- Map key actors/powers and partners for effective leveraging and influencing;
- Design ToR to further investigate PFM problems and identify solutions; and
- Craft high-level communication messages to advocate for, raise awareness or alerts on issues with significant implications for children.
This course will be delivered through a blended-learning approach combining a distance learning component with a face-to-face workshop. The course will therefore be delivered in two phases.
Phase I: E-learning
Every week the participants will have new materials in the e-learning platform which combine theoretical knowledge with practical exercises. Participants will interact through a discussion forum moderated by PFM experts.
Phase II: A 5-day face-to-face workshop
Following the completion of the e-learning phase, there will be a 5-day face-to-face workshop. The workshop offers an opportunity to practically apply what has been learnt in the e-learning phase. The workshop will be moderated by PFM experts and seasoned UNICEF practitioners in the area of PF4C. Just as important, participants will have the opportunity to learn from their peers who have encountered similar situations in their countries.
Among the outcomes of the face-to-face workshop will be a proposal of possible programmatic activities in the context of their country programs to tackle the budget and PFM related problems each participant has identified.
The location of the 5 day face-to-face workshop will be announced in due time. Staff will bare the cost of their travel and DSA.
The course content covers the results chain from the design of child-related policies to the achievement of children outcomes. The results chain reviews how children policies are translated into sector plans and then budget allocations, to explain how these transform into actual expenditure to achieve sector outputs, and ultimately children outcomes.
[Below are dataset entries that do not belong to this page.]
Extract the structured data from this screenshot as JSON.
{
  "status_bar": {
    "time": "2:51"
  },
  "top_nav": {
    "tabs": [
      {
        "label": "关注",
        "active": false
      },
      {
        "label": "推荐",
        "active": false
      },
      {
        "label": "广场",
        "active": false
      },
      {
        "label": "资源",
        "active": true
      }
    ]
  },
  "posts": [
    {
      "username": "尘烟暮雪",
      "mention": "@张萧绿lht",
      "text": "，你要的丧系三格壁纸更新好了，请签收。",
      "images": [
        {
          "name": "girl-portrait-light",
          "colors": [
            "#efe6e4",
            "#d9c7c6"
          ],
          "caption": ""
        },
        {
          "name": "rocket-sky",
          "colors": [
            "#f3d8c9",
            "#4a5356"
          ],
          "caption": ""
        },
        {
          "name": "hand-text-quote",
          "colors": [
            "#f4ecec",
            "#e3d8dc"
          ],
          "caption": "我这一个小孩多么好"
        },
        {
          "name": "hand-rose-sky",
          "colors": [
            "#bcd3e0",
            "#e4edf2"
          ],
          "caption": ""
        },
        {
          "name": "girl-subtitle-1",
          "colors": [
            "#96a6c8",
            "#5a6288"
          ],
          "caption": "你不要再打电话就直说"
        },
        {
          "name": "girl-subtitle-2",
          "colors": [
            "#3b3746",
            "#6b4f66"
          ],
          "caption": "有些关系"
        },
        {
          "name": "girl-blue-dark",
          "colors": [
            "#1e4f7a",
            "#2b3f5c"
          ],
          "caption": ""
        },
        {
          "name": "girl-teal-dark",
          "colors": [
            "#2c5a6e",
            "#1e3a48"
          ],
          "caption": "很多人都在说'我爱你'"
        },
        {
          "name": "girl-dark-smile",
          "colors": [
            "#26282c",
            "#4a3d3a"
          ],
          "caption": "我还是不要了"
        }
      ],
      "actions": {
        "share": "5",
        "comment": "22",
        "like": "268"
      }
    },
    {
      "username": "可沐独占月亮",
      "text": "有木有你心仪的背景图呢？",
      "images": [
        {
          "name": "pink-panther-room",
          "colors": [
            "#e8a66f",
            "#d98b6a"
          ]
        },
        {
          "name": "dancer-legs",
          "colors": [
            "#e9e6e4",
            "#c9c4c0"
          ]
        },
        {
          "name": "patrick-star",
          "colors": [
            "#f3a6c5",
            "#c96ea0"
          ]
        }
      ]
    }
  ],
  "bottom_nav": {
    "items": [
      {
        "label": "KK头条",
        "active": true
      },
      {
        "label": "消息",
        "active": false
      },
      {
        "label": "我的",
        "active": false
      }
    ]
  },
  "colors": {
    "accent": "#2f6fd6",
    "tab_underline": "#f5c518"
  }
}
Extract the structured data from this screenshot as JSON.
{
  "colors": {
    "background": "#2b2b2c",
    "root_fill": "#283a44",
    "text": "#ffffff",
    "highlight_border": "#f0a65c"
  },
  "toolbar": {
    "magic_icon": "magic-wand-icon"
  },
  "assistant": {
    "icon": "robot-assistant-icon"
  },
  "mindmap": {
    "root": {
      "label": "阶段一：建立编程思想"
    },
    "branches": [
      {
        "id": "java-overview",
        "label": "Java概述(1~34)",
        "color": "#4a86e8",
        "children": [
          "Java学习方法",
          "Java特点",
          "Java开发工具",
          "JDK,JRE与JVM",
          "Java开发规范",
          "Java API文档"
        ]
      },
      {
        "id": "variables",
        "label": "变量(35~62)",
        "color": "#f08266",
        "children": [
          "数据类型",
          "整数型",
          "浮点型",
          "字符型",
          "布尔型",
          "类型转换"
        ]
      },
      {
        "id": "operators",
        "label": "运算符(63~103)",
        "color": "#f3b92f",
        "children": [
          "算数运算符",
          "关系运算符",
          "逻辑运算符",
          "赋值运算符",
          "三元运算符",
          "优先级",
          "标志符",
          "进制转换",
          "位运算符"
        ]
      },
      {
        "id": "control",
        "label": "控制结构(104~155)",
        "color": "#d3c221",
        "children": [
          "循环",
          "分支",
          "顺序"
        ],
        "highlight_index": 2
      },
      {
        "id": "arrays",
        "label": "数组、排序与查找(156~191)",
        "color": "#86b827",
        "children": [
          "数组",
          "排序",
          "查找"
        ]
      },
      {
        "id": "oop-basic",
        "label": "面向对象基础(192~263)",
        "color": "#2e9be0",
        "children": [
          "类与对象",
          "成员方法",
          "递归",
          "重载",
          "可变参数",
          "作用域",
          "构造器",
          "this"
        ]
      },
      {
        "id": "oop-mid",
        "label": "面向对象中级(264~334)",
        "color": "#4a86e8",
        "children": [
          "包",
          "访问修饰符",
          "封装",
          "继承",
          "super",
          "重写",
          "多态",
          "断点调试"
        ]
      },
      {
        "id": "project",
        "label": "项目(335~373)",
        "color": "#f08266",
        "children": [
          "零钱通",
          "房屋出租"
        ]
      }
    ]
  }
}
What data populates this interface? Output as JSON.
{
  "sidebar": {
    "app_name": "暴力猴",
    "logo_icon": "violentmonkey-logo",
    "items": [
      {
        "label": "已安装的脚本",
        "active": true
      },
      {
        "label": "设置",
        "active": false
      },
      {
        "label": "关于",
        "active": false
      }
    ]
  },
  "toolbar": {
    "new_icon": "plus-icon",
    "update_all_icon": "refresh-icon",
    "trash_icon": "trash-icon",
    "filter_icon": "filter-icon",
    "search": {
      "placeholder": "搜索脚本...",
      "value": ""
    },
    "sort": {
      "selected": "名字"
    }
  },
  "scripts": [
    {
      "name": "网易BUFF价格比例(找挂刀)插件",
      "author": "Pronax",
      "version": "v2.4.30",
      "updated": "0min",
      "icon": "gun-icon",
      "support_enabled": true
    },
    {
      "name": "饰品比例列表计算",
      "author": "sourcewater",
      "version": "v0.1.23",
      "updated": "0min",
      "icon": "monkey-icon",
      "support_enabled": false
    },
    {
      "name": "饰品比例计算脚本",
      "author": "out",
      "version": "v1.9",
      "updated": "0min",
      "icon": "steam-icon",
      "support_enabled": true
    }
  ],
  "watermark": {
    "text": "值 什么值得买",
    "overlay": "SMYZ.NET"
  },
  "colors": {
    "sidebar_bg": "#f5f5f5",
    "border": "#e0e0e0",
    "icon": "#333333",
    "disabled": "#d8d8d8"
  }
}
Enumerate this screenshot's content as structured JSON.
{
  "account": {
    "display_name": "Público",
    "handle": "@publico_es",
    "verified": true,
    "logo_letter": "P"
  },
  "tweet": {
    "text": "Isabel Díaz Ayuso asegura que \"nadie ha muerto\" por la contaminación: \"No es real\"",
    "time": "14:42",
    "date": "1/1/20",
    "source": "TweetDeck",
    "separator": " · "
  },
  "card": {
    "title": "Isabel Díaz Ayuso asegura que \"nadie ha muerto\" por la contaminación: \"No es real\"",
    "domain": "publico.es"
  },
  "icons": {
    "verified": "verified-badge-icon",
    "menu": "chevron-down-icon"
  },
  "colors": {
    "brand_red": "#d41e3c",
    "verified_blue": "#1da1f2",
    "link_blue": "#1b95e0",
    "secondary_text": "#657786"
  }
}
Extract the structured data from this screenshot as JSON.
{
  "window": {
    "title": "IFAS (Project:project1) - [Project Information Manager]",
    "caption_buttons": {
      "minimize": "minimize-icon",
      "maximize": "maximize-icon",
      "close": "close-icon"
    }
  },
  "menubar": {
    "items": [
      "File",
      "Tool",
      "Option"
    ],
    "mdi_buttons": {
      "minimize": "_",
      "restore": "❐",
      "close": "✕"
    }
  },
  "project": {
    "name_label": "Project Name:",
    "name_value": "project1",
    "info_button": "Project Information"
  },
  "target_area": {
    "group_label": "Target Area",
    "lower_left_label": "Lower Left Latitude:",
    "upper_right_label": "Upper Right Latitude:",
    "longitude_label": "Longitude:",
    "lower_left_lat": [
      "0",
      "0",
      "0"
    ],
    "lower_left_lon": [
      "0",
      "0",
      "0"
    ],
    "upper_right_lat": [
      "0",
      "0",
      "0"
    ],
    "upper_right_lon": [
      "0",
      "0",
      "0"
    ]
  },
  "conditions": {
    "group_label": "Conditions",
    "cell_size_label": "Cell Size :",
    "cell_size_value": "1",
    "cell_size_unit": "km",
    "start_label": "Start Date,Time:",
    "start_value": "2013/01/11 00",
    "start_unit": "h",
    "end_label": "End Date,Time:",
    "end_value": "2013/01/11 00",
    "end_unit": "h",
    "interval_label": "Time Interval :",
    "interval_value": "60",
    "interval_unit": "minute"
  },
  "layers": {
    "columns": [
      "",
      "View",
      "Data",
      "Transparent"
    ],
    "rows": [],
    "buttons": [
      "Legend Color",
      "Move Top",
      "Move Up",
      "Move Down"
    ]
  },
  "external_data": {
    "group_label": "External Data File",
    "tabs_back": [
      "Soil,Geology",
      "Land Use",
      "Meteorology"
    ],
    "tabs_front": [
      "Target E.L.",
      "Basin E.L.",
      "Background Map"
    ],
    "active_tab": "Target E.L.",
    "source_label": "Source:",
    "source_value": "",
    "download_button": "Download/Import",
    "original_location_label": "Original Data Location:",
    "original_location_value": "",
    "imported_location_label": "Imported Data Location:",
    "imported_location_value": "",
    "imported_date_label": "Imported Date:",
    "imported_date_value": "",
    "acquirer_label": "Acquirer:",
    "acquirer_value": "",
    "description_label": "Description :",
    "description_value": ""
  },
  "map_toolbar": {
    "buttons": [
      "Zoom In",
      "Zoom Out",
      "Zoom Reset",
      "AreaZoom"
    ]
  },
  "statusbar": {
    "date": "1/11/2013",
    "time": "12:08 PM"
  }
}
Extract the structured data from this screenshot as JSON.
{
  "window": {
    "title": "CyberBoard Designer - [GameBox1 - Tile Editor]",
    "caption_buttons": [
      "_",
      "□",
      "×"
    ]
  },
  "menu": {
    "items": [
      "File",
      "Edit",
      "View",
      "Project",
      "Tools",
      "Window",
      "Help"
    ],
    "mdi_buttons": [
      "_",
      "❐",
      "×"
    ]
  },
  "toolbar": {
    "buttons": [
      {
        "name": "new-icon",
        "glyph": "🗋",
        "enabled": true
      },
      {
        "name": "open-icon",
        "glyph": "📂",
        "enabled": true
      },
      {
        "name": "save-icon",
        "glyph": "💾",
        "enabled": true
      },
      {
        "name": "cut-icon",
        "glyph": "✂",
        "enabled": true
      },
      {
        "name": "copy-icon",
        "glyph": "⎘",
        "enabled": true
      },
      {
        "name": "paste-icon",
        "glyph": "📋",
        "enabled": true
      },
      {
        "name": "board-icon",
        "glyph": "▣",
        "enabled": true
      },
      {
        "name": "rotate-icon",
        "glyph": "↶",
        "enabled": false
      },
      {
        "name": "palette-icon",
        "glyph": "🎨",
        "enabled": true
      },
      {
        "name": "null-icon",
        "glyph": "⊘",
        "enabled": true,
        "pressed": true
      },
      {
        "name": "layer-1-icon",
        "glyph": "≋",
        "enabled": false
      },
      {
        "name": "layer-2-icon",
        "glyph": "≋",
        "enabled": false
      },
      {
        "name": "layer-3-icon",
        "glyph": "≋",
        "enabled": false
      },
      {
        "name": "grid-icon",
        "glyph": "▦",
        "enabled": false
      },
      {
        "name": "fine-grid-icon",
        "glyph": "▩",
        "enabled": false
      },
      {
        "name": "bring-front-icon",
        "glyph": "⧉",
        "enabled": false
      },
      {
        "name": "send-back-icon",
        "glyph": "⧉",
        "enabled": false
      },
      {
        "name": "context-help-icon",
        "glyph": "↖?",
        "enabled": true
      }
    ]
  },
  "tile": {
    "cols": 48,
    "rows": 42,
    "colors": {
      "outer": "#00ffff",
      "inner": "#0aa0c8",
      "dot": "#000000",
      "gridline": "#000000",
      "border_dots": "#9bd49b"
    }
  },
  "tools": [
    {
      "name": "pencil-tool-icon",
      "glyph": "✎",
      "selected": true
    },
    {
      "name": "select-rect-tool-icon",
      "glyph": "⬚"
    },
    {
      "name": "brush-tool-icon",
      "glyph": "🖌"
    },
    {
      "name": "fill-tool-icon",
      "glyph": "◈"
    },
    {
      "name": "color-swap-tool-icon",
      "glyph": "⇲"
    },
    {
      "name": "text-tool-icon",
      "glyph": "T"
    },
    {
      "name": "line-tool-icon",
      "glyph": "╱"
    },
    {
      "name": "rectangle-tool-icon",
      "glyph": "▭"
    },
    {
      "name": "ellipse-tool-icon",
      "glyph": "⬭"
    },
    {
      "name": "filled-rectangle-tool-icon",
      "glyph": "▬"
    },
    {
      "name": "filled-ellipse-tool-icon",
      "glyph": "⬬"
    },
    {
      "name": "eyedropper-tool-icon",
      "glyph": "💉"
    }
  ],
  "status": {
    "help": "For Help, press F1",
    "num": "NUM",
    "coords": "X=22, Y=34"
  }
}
The sector perspectives then are framed within the overall PFM system and budget process within which sector operate.
The content consists of the following modules:
- Course roadmap and context: an overview of the PF4C programmatic activities.
- Fiscal space: explaining the options for greater and more equitable investments in children, along with trade-offs involved.
- PFM systems and the budget cycle: describing the core concepts of PFM and the role of the budget cycle in public financial decision making.
- Budget Cycle: explaining the processes from policy development to budget approval.
- Budget Cycle: budget execution and evaluation.
- The politics of the budget: the political determinants of the budget allocation and execution, and the role of informal processes in budget management.
- Fiscal decentralisation: the importance of effective financial management at the sub-national level in making budgets work for children.
- Overview of analytical tools: UNICEF experience for identifying budgets and PFM related constraints to equitable results, including that for improving child-focused public expenditure data.
- Expenditure analysis tools: reviewing tools to monitor expenditures at different moments of the service delivery chain.
- Value for Money analysis: explaining the tools to measure and maximize value for money, particularly in the social sectors.
- Expenditure and Revenue Equity Analysis: including analytical methods and key financing issues and policy options for addressing equity concerns in the social sectors.
Who will benefit?
UNICEF programme and management staff in Education, Health, Nutrition, WASH, Child Protection, HIV/AIDS, Social Policy, and other cross-cutting areas in the country office, regional office and HQ.
Staff must be nominated by their office management to participate. The sponsoring office will be responsible for travel and DSA. This is an internal UNICEF learning programme, therefore there is no tuition fee.
NOTE: All participants are expected to meet the performance criteria for the online components in order to graduate to the second phase. The quality of the e-learning courses depends greatly on the inputs and interactions of participants, so weekly contributions to online discussions count towards performance assessment.
Learning and Development Specialist
Learning and Knowledge Exchange Section
Division of Data, Analytics, Planning and Monitoring